Speaking of cleaning things up with the chisel, I did learn during this project how helpful it is to have a strop block on the bench while using one. Whenever I found myself trying to shove the blade uncooperatively through the wood fibers I just gave it a few quick rubs on the strop and next thing I knew the chisel was just slicing through the grain with no more force than mere gravity pulling it down. The fact that I needed to do that fairly regularly might say something about the quality of chisel I was using; if you told me they forgot to harden it at the factory I might not go to any great lengths to try to disprove that assertion, but it got the job done so whatever.
Speaking of getting the job done, a little more sanding and chisel-massaging later, plus a coat of wiping varnish, yielded quite a handsome end result if I do say so myself.
Not half bad for literal garbage wood. But if it was nicer wood it'd probably feel weird to use it to hold a cheap home-gamer set of stamped spade bits.

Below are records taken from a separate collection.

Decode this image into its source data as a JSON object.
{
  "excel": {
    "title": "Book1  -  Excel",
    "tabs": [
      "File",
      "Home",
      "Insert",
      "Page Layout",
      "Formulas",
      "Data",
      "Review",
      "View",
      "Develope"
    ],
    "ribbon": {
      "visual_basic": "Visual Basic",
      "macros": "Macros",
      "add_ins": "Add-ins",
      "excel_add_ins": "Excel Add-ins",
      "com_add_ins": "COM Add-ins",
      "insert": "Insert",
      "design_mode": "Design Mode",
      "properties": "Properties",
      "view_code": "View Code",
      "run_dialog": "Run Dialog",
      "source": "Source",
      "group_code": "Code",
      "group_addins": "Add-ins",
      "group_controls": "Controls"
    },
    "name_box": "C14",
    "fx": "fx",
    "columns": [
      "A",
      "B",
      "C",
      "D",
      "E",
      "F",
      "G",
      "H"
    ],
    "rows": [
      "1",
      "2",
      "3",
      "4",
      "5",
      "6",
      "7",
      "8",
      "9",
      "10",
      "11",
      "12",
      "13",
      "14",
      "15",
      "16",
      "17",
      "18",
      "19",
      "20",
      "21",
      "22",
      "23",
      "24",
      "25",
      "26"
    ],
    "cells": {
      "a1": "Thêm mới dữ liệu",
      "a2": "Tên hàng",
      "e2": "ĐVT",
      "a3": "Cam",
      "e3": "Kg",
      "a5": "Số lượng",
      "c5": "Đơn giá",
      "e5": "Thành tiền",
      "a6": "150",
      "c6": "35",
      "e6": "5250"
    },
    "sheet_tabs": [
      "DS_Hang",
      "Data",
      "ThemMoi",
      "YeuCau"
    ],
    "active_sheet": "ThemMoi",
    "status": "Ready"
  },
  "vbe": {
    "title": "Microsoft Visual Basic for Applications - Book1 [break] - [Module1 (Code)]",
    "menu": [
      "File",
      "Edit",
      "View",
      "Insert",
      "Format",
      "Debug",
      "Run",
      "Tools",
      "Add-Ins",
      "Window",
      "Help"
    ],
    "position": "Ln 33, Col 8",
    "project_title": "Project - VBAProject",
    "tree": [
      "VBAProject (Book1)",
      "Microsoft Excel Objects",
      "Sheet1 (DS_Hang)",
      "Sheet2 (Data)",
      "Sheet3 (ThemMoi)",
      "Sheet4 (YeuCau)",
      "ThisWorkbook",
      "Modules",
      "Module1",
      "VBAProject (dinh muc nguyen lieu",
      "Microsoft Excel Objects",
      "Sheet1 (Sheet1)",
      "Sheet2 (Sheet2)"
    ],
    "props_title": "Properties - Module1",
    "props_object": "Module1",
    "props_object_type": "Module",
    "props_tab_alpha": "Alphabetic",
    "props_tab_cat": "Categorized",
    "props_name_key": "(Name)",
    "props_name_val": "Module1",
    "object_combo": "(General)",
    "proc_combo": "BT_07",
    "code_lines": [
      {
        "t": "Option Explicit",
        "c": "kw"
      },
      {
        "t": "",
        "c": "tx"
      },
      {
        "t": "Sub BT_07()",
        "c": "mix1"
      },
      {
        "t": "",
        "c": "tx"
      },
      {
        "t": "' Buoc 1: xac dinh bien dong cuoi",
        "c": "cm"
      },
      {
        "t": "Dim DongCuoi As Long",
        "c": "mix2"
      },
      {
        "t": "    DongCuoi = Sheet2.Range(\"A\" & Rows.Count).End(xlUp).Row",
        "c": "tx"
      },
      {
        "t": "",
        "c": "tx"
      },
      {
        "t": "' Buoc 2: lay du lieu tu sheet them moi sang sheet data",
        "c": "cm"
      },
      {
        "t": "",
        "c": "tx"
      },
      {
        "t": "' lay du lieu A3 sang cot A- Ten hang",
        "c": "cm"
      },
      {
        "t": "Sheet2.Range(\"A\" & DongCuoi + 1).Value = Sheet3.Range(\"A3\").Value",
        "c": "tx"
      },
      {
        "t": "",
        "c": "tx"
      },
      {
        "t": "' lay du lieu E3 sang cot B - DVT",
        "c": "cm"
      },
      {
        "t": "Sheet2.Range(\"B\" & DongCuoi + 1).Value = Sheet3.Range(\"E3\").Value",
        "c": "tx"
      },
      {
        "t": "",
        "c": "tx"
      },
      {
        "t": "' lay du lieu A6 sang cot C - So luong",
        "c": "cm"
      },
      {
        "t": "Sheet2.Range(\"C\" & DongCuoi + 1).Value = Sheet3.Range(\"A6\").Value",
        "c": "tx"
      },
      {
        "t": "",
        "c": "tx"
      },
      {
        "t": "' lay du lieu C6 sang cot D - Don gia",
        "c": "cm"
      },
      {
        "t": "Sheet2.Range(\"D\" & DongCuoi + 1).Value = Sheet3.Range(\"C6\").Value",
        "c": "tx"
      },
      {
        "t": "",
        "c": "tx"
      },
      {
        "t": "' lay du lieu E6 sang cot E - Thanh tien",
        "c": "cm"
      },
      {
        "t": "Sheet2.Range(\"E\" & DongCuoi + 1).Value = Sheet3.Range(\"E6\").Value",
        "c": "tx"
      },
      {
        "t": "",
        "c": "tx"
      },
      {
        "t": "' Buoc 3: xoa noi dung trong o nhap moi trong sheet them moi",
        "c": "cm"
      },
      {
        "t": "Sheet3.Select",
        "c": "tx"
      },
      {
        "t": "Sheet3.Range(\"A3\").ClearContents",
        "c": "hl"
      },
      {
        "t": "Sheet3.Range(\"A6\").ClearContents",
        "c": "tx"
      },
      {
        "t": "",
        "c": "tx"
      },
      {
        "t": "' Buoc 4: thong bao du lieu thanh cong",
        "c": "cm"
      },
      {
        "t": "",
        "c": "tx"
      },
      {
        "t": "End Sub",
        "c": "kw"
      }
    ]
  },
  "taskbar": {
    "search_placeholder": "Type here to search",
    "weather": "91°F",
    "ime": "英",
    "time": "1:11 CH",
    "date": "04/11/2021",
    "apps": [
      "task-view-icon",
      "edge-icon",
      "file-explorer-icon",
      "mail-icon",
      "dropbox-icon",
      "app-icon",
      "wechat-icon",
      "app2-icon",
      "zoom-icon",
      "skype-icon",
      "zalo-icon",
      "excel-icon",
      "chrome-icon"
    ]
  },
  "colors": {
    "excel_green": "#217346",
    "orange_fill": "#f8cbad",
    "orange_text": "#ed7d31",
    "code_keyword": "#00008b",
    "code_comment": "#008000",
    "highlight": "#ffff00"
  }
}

If I did this project over again I might made the dividers in the center a little shorter so that the bits overlapped a bit more, and save a bit of overall length. I was concerned that there might not be much meat left if I used a maximal overlap though, and this leaves a bit more room to get my fingers in and pluck out a bit when I need one.